from the Conservation Committee of the OFNC

The question is simple really. Do you care about species at risk? Do you care about Barn Swallows, Blanding’s Turtles, Eastern Whip-poor-wills, or Monarch Butterflies? If you care about these species and the other 200 species at risk in Ontario, then it is time to stand up for them.

The government of Ontario is currently reviewing the Endangered Species Act (ESA), the legislation that provides protection for species at risk and their habitat. The ESA is not perfect. It could be improved, but the current discussion paper produced by the government makes it clear that the real goal of this review process is to further weaken the ESA and make it easier to develop the habitat of species at risk. The deadline for comments is March 4, 2019.

Ontario Nature has produced the following statement about the government’s plans (full statement here):

Under the guise of “enabling positive outcomes for species at risk” the Ontario Ministry of Environment, Conservation and Parks is reviewing the Endangered Species Act, 2007 (ESA). Allegedly responding to criticisms that the ESA is administratively burdensome and creates “barriers to economic development,” the government’s discussion paper is closely aligned with its broader “open-for-business” approach to governance.

Make no mistake: the ministry is inviting the public to consider options that, if passed, would undermine the very cornerstones of the law: science-based listing that includes Indigenous traditional knowledge, mandatory habitat protection, and legislated timelines for planning and reporting. Essentially the critical measures that enable positive outcomes for species at risk.

The government has backed down on some controversial proposals – when there has been strong public response. It is critical that as many people as possible express their anger at this proposal to weaken the ESA. Politicians do listen to numbers. If very few people object to their plan then they will know few people care.

There are two ways to submit comments on this review:

  • Go to the Ontario Nature website. From there you can submit a form letter. With just a few clicks you can send a letter to the government. It is always better to personalize the form letter if you can. Add a brief comment about some species at risk you have seen, or why the protection of species at risk is important to you. While a personalized letter is better than a form letter, a form letter is better than no letter at all.
  • The other option is to submit comments directly through the Environmental Registry of Ontario. Once there click on the blue box with the words “Submit a comment.” On the next page click on “Comment without registering” and submit your comments. You can submit your own letter, or the OFNC form letter below, which was modified from the Ontario Nature form letter. Again, personalizing our form letter is worthwhile if you can.

The deadline for comments is March 4, 2019, so please act quickly.

Sample letter
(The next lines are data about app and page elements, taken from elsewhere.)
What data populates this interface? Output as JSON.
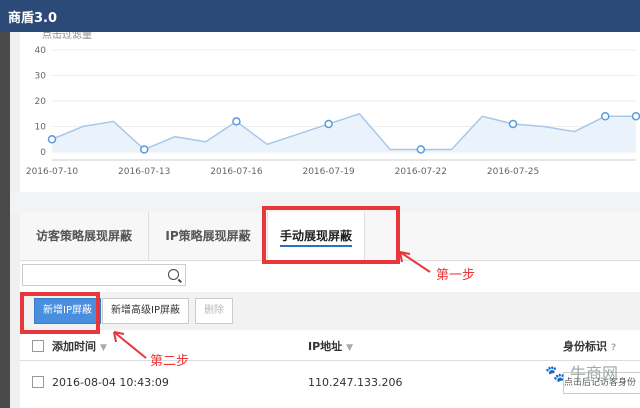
{
  "app": {
    "title": "商盾3.0"
  },
  "chart_data": {
    "type": "line",
    "ylabel": "点击过滤量",
    "ylim": [
      0,
      40
    ],
    "yticks": [
      0,
      10,
      20,
      30,
      40
    ],
    "xticks": [
      "2016-07-10",
      "2016-07-13",
      "2016-07-16",
      "2016-07-19",
      "2016-07-22",
      "2016-07-25"
    ],
    "series": [
      {
        "values": [
          5,
          10,
          12,
          1,
          6,
          4,
          12,
          3,
          7,
          11,
          15,
          1,
          1,
          1,
          14,
          11,
          10,
          8,
          14,
          14
        ]
      }
    ],
    "markers": [
      0,
      3,
      6,
      9,
      12,
      15,
      18,
      19
    ]
  },
  "tabs": [
    "访客策略展现屏蔽",
    "IP策略展现屏蔽",
    "手动展现屏蔽"
  ],
  "toolbar": {
    "add_ip": "新增IP屏蔽",
    "add_adv": "新增高级IP屏蔽",
    "delete": "删除"
  },
  "table": {
    "headers": [
      "添加时间",
      "IP地址",
      "身份标识"
    ],
    "row": {
      "time": "2016-08-04 10:43:09",
      "ip": "110.247.133.206",
      "action": "点击后记访客身份"
    }
  },
  "annotations": {
    "step1": "第一步",
    "step2": "第二步"
  },
  "watermark": "牛商网",
  "colors": {
    "header": "#2c4a78",
    "accent": "#4a8ee0",
    "highlight": "#e8373a",
    "line": "#a8c8ea"
  }
}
A review of the provincial ESA is very timely and I am hopeful it will result in increased protection for species at risk. Given the large number of species at risk in the province (over 200 species!) this is an important issue. I am greatly concerned that the discussion paper issued by the government of Ontario will not provide greater protection for species at risk, but will simply make it easier for industry and developers to destroy the habitat for species at risk.

Any changes to the ESA must support its purpose of protecting and recovering species at risk. To that end, I urge the government to:

  1. Repeal the 2013 exemptions for various sectors, including forestry, hydro, mining and development industries.
  2. Amend section 57 (1)1 of the ESA so that exemptions will only be allowed if they do not jeopardize the survival and recovery of endangered and threatened species.
  3. Do not change COSSARO’s current science-based listing process. The listing of species at risk should not be a political decision.
  4. Mandatory habitat protection for threatened and endangered species should remain. The minister should not be interfering with the protection of species at risk.
  5. Maintain meaningful overall benefit requirements for species at risk from all development proposals. Proponents should not be able to simply pay into a fund to compensate for harm to species at risk or their habitat.

Many species continue to decline across the world and in Ontario and it is our responsibility to protect species at risk. I look forward to seeing an even stronger ESA after this review process.